The Wild with Chris Morgan
Summary: "THE WILD with Chris Morgan" explores how nature survives and thrives alongside (and often despite) humans. Taking listeners across the Pacific Northwest and around the world, host Chris Morgan explores wildlife and the complex web of ecosystems they inhabit. He also tells the stories of people working in and protecting the wild around us.
This is a special episode from the podcast Living Planet from Deutsche Welle. In this episode they explore the efforts to bring life back to seabeds off the coast of Scotland and learn about an app that can tell what species a frog is by its song. A sort of Shazam for amphibians.
Rattlesnakes have long been persecuted, even killed for sport or having their entire dens burned. I head out with two wildlife biologists to look for rattlesnakes as they emerge from hibernation and learn about the important role these snakes play in our ecosystem.
20 years ago, foxes on Santa Cruz started dying at an alarming rate. Their numbers dropped to around one hundred animals. But nobody knew why. It was an ecological whodunnit that needed to be solved before the foxes disappeared forever.

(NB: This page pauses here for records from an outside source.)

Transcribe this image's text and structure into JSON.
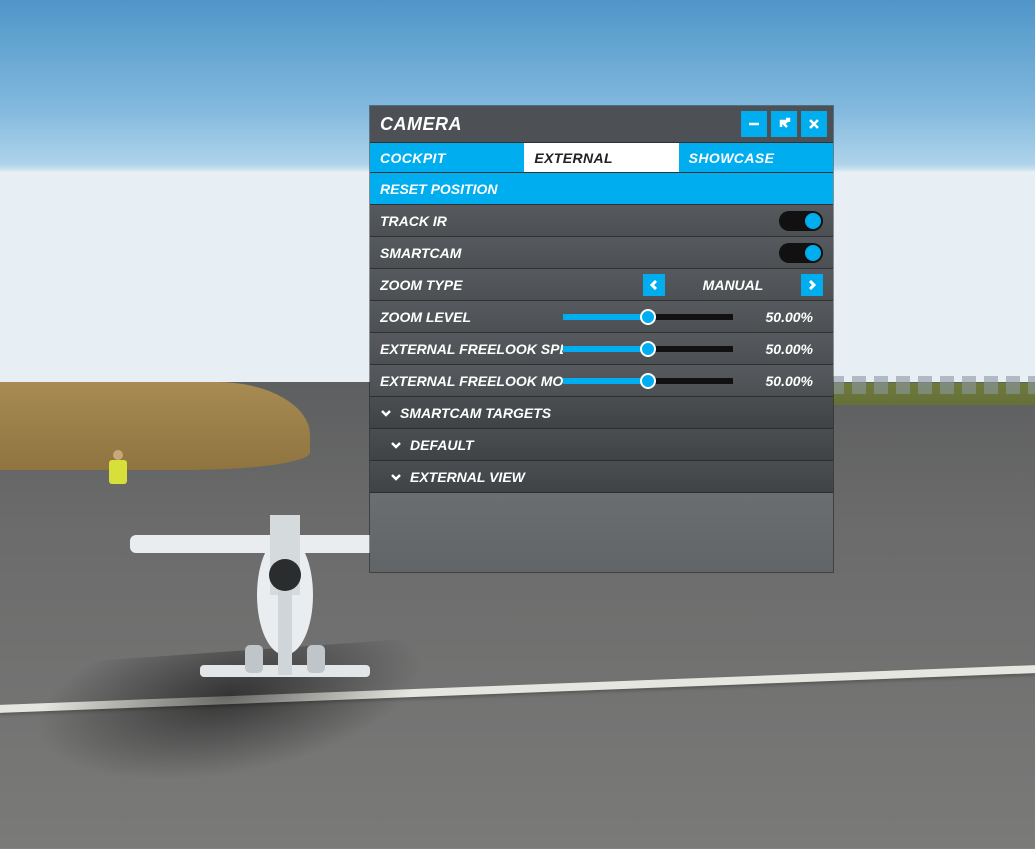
{
  "accent": "#00AEEF",
  "panel": {
    "title": "CAMERA",
    "window_buttons": {
      "minimize_name": "minimize-icon",
      "popout_name": "popout-icon",
      "close_name": "close-icon"
    },
    "tabs": [
      {
        "label": "COCKPIT",
        "active": false
      },
      {
        "label": "EXTERNAL",
        "active": true
      },
      {
        "label": "SHOWCASE",
        "active": false
      }
    ],
    "reset_label": "RESET POSITION",
    "toggles": [
      {
        "label": "TRACK IR",
        "on": true
      },
      {
        "label": "SMARTCAM",
        "on": true
      }
    ],
    "stepper": {
      "label": "ZOOM TYPE",
      "value": "MANUAL"
    },
    "sliders": [
      {
        "label": "ZOOM LEVEL",
        "percent": 50,
        "display": "50.00%"
      },
      {
        "label": "EXTERNAL FREELOOK SPEED",
        "percent": 50,
        "display": "50.00%"
      },
      {
        "label": "EXTERNAL FREELOOK MOMENT",
        "percent": 50,
        "display": "50.00%"
      }
    ],
    "sections": [
      {
        "label": "SMARTCAM TARGETS",
        "indent": false
      },
      {
        "label": "DEFAULT",
        "indent": true
      },
      {
        "label": "EXTERNAL VIEW",
        "indent": true
      }
    ]
  }
}
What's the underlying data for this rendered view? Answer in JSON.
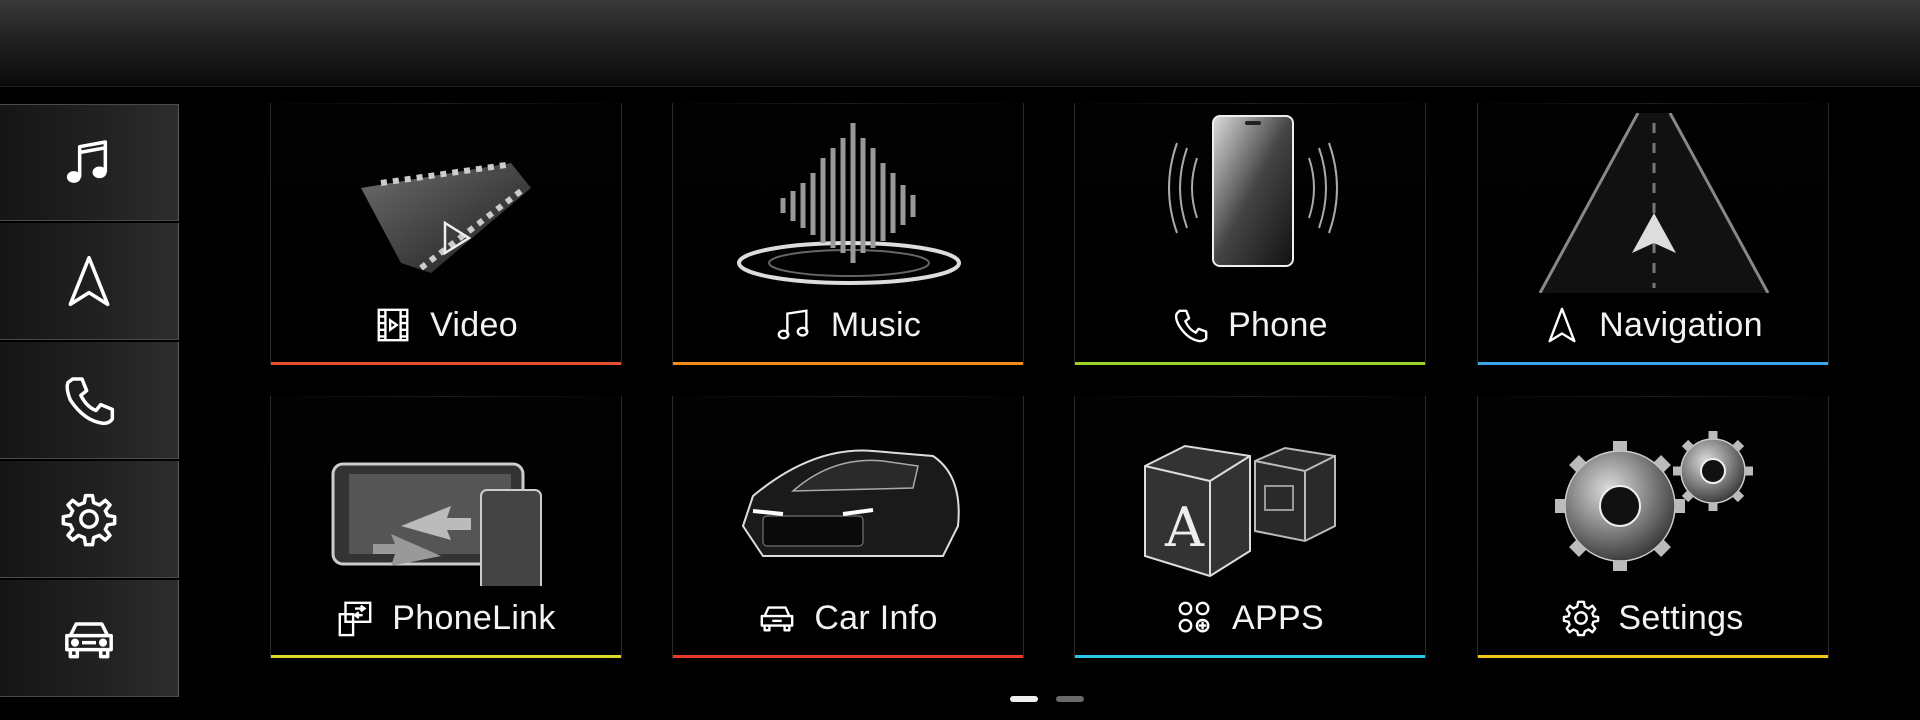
{
  "sidebar": {
    "items": [
      {
        "icon": "music-note-icon"
      },
      {
        "icon": "navigation-arrow-icon"
      },
      {
        "icon": "phone-icon"
      },
      {
        "icon": "gear-icon"
      },
      {
        "icon": "car-icon"
      }
    ]
  },
  "tiles": [
    {
      "label": "Video",
      "icon": "film-icon",
      "accent": "#e8502a"
    },
    {
      "label": "Music",
      "icon": "music-note-icon",
      "accent": "#f08a1c"
    },
    {
      "label": "Phone",
      "icon": "phone-icon",
      "accent": "#9bd32a"
    },
    {
      "label": "Navigation",
      "icon": "navigation-arrow-icon",
      "accent": "#3aa8e8"
    },
    {
      "label": "PhoneLink",
      "icon": "phonelink-icon",
      "accent": "#e0d82a"
    },
    {
      "label": "Car Info",
      "icon": "car-icon",
      "accent": "#e83a2a"
    },
    {
      "label": "APPS",
      "icon": "apps-grid-icon",
      "accent": "#2ac8e8"
    },
    {
      "label": "Settings",
      "icon": "gear-icon",
      "accent": "#f0c81c"
    }
  ],
  "pager": {
    "pages": 2,
    "active": 1
  },
  "colors": {
    "background": "#000000",
    "text": "#f2f2f2"
  }
}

We’ll meet a man who turned from crime to condors and a life mission to remove lead from this incredible bird’s ecosystem.
Northern Sumatra is a magical tropical home to the endangered orangutan. But their rainforest home is being cut down, and many are orphaned as their habitat is lost. Researchers are working hard to understand how orangutans process and learn, while others rehabilitate young individuals for a life back in the wild.
The shrill calls of billions of Brood X cicadas emerging from the earth have captured the nation’s ears and attention this spring. But what do these noisy insects DO for the 17 years they live underground? In this episode we dig deep into that question.
I hope you're enjoying spring wherever you are. I just wanted to let you know that we're taking a short break to work on some new episodes. We just got back from an incredible trip in California for two stories. One is about California condors, North America's biggest bird that almost became extinct and island foxes on the Channel Islands. We'll be back in June, which means that now is the perfect time to listen to past episodes if you missed them. Keep well everybody and stay in touch.
How a destructive earthquake opened up a surprising opportunity to do something good for one of the pacific northwest’s most important creatures, juvenile salmon.
Being a “bird brain” is a complement if you’re talking about ravens. Their intelligence and ability to empathize and read emotions helps them survive but it’s their ability to manipulate others, and even plan for the future that allows them to really thrive in the wild.
It’s springtime which means sunshine, picnics and flies. But you might think twice about reaching for that fly swatter. Flies are amazing creatures that possess the fastest visual systems in the world, use gyroscopes for precision flying, and can see almost 360 degrees.
This is a tough story to tell. In 2019 the last of the mountain caribou in the lower 48 states disappeared. Extinct. Deforestation threatens those that are left. Professional Wildlife tracker and photographer David Moskowitz takes us to the frigid mountains of British Columbia to learn about the ancient but fragile ecosystem these majestic reindeer call home.
Over 60% of Belize is in a natural, wild state, but development is threatening the movements of the jaguars. In this episode, I'll meet the people who are trying to help protect these jungle cats.
There are only 350 scarlet macaws left in the wild in Belize. They face the threats of poaching and habitat lose. But let us introduce you to the passionate people determined to save these colorful birds.